The Supreme Court rules that the minister was wrong when he revoked the passport due to fear of Islamic State

Peter Dunne announces he will step down at the 2017 election after 33 years in parliament.

The 2016 Home Secretary, Peter Dunne, in his office a year later.
Photo: RNZ/Rebekah Parsons-King

The Supreme Court has said that the then national government broke the law in 2016 by revoking a woman’s passport on national security grounds.

The Crown was ordered to pay the woman $30,000 to cover her legal costs, but the court refused to order further payment – saying if there were any issues regarding costs in the lower courts, those courts should resolve them.

The ruling ends an eight-year legal battle shrouded in secrecy and overturns previous rulings by the Supreme Court and Court of Appeal.

As acting Home Secretary, Judith Collins suspended the woman’s passport for 10 working days in 2016 while New Zealand’s SIS spy agency prepared a report on the danger the woman posed.

That report recommended revoking the woman’s passport, which stated she planned to go to Syria to join the Islamic State group, after being detained in Turkey on her way to Syria last year. reportedly to marry an Islamic State fighter.

The woman then flew to Australia, relying instead on her passport on a letter from the Australian Entry Center granting her permission to travel there while she waited for her Australian passport to be renewed.

Home Secretary Peter Dunne then – after a half-hour secret briefing based on a 20-page briefing document with references to a further 199 pages of SIS intelligence – canceled her 12-month passport.

In his testimony to the court, Dunne said the SIS assessment sets out the view that the woman would be further indoctrinated by the Islamic State group if she traveled to Syria, and would “almost certainly… come into contact with individuals who encourage acts of terror.” “.

He believed it was likely that she would provide practical support if she married an Islamic State fighter, and that she would bring technical knowledge.

The Supreme Court has now ruled that the revocation of the passport was unlawful and invalid.

In the judgment released today, the court found that the minister had no reasonable grounds to believe that the woman intended to facilitate an act of terror, and that the briefing document provided to the minister by the SIS was not fair, accurate or adequate.

The ruling said Dunne’s reliance on the woman who might travel to Syria to join a terrorist group did not meet the legal requirement that the person pose a real danger to a country, and not just a potential danger.

The judges also found that the law required there to be evidence that the passport holder intended to travel and facilitate an act of terrorism, and Dunne had no reasonable grounds to believe this – a higher standard than mere suspicion.

The woman ultimately did not go to Syria or return to New Zealand, and became eligible for a New Zealand passport again in late 2017, but did not apply.

Islamic State remains a designated terrorist entity under the Terrorism Suppression Act.

Director-General Andrew Hampton said the NZSIS was required to provide advice on national security risks to supporting agencies.

“We take our obligations to prevent individuals from traveling abroad with the intention of joining a terrorist organization very seriously.
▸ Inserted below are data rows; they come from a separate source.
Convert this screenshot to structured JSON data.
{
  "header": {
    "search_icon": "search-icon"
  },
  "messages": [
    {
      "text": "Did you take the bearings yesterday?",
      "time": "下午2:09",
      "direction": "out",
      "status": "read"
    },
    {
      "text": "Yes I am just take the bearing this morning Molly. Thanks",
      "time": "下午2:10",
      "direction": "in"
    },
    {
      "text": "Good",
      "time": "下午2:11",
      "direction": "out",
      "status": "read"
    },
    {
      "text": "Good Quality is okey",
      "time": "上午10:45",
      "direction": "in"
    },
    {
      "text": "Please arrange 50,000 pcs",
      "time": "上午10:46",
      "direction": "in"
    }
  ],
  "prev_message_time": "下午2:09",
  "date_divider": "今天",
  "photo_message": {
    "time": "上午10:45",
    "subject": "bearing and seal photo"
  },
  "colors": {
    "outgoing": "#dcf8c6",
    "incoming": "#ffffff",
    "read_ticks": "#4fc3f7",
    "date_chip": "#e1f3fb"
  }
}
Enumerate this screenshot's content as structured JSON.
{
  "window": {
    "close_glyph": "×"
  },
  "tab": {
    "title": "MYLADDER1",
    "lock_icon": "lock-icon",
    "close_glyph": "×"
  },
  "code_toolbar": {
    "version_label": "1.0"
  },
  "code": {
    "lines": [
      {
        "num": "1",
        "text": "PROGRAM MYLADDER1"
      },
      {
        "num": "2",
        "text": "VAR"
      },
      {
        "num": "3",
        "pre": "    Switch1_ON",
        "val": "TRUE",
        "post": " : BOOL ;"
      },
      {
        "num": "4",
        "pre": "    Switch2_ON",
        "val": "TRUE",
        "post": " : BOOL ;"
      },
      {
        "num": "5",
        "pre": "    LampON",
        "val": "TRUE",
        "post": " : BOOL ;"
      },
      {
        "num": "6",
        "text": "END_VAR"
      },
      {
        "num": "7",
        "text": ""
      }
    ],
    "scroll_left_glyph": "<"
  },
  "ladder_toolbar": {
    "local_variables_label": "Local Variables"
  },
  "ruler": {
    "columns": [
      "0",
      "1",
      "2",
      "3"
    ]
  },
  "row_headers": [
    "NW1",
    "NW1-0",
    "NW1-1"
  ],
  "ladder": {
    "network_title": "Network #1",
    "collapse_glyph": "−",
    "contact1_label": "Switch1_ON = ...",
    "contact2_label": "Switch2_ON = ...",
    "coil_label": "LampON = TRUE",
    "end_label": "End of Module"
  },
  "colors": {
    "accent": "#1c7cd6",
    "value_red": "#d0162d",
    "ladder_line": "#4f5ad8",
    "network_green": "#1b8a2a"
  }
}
Since 2016, the NZSIS has reviewed the processes associated with the advice it provides regarding passport cancellation decisions.”

He said the SIS would take time to fully consider the High Court judgment to identify any further areas where processes could be improved.